Since starting school here in 1999, Yang had filed for similar visas four times before, always receiving his visa within a week. But this time, he was checked. 

“What are they checking?” Yang asked over the phone from Beijing. “Are they checking my name against a database? Even if it’s against several databases, how could it take so long?” Nor can Yang understand why his major poses any danger to U.S. national security, he said. 

“There are many reasons that certain technologies and sciences are of concern,” said Shannon. “We work very carefully with (the involved agencies) to help streamline the process without compromising any security.”  

Yang said he understands the general terrorism anxiety in the U.S.—but to work things out more effectively, he said, the U.S. government shouldn’t target such a big pool, but should sharpen their focus. “The money can be used in a better way to keep American people safe,” he added. 

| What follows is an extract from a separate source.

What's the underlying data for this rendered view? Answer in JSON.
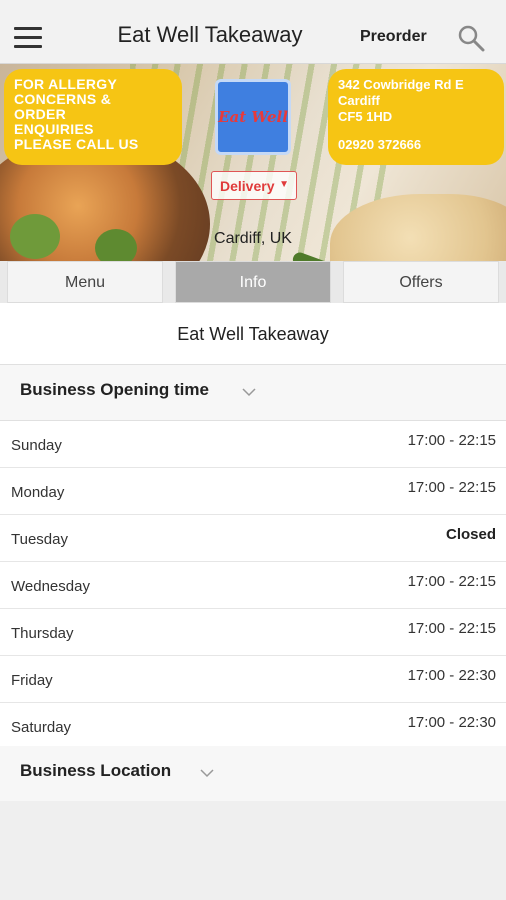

Since this April, Chinese students from 93 U.S. universities including UC Berkeley have started lining up to collect and share information about such visa security check. As of early September, over 600 Chinese “checkees” have posted their status online. Some reported delays of over a year and the majority said they were still pending. 

According to Kara Haas of the House Science Committee staff, the committee chairman has directed the General Accounting Office to investigate the lengthy delays and report back to the Congress. The final report is due early next year, she wrote in an e-mail. 

Ivor Emmanuel, director of Services for International Students and Scholars at UC Berkeley, said his office is working with the other departments on a project to determine the campus wide impact of the extra visa security checks on the academic mission of the university. They are also offering travel workshops to review the visa application process for re-entry into the U.S. for the international students.  

Meantime, some U.S. academic professionals are concerned that the visa delays and denials not only have adversely impacted multi-million dollar federally funded research projects, but may be hampering the ability of U.S. schools to compete for top students. 

Chinese media reported that the number of students who took the most recent TOEFL test in Beijing dropped by over 50%. Many stories attributed it to “the difficulty in obtaining the U.S. visa.” 

“It has become a bigger hassle now for Chinese to seek education in the U.S.,” said Yang. “It will be better for students to find a similar good program in Australia, England and Canada.”